Consumer prices were unchanged last month, the government said Tuesday, keeping inflation running low as Federal Reserve policymakers start a two-day meeting to decide if the economy is strong enough to begin reducing a key stimulus program.
The Labor Department’s consumer price index was flat in November, in line with analyst expectations, following a 0.1 percent drop the previous month.
For the 12 months ending in November, prices have increased 1.2 percent. That’s up from 1 percent for the year ending in October and well below the Fed’s target for 2 percent annual inflation.
Central bank policymakers use a different inflation measure, based on personal consumption expenditures, that is running even lower – up just 0.7 percent for the 12 months ending in October.

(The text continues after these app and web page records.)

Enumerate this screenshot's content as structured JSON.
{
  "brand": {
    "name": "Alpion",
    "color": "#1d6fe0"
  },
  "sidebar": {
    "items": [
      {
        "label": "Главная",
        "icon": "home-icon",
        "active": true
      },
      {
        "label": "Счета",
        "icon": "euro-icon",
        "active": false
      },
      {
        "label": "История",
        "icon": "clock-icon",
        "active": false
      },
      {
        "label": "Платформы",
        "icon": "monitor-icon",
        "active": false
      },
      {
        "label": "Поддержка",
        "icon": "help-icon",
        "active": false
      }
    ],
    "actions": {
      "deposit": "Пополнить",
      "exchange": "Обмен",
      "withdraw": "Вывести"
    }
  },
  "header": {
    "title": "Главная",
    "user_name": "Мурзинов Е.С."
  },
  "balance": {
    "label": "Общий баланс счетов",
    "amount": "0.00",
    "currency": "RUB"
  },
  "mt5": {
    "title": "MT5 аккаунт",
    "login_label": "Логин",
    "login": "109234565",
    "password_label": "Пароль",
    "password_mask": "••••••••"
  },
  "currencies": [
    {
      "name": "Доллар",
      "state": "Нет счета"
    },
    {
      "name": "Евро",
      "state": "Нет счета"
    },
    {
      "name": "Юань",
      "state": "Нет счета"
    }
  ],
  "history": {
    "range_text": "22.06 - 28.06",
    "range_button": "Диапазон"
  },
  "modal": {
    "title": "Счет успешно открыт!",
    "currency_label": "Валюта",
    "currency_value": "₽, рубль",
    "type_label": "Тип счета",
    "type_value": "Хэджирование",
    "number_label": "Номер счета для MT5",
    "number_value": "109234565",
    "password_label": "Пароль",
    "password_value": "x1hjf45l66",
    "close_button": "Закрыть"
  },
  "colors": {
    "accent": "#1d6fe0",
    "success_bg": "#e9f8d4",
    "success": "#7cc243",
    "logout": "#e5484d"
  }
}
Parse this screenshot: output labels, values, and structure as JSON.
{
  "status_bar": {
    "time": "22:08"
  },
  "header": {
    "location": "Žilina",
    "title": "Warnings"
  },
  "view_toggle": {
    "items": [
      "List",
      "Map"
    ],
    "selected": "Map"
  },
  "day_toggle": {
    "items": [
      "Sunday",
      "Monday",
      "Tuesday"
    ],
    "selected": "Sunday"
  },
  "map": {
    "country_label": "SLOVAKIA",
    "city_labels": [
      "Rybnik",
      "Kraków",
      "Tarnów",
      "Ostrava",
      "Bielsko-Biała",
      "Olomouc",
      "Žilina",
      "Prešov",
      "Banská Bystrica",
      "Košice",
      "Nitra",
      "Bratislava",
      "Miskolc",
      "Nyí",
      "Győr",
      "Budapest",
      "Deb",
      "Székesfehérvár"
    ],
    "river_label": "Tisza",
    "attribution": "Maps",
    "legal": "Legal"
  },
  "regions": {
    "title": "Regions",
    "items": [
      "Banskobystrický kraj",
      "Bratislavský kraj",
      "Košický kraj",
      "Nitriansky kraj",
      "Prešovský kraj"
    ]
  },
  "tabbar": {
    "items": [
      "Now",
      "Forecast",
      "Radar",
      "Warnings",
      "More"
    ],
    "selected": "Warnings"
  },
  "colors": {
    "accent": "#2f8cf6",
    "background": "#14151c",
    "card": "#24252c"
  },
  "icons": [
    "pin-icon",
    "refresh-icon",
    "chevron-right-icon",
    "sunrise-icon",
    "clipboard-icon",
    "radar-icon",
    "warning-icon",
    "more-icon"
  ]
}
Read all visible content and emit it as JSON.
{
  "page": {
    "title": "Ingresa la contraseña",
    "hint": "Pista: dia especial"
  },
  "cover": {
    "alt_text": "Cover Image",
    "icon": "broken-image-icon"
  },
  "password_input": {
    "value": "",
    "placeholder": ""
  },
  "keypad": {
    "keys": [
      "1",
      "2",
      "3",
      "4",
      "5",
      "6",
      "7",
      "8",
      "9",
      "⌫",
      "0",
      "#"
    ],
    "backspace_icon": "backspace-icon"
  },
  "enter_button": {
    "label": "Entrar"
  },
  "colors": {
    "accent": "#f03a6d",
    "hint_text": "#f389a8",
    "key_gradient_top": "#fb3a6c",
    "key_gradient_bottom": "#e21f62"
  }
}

Economists have been concerned the Fed’s easy-money policies, including the $85-billion-in-monthly-bond-buying program started in September 2012, could cause prices to skyrocket.
Instead, inflation has been low.
The November consumer price index was the last major piece of government economic data before the Fed’s final meeting of the year Tuesday and Wednesday.
Analysts said there’s about a 50 percent chance that Fed officials will decide to start reducing the bond-buying program, which was designed to stimulate the economy.
With recent upbeat economic data, including a strong November jobs report, Fed policymakers might be ready to start tapering their purchases. The policymaking Federal Open Market Committee will announce Wednesday if they will start reducing the bond purchases.
But the low rate of inflation is a concern to the Fed and could lead officials to continue the same rate of bond-buying, said PNC chief economist Stuart Hoffman.
“Low inflation has given the Federal Open Market Committee lots of room to continue with its aggressive monetary policy,” he said.
Hoffman predicted Fed policymakers would wait until their January meeting to start tapering the purchases, “but below-target inflation is one factor that might give them pause.”
Hoffman said demand is soft and many businesses are wary about raising prices.
The Labor Department said that lower energy costs last month offset higher prices for food and other items. The index for gasoline dropped 1.6 percent from the previous month, continuing a recent trend of downward prices at the pump.
In addition, the index for natural gas fell 1.8 percent in November, the fifth decline in six months.
So-called core prices, which exclude often-volatile energy and food costs, rose 0.2 percent last month, after a 0.1 percent increase in October. For the 12 months ending in November, core prices are up 1.7 percent, the third straight month at that annual level.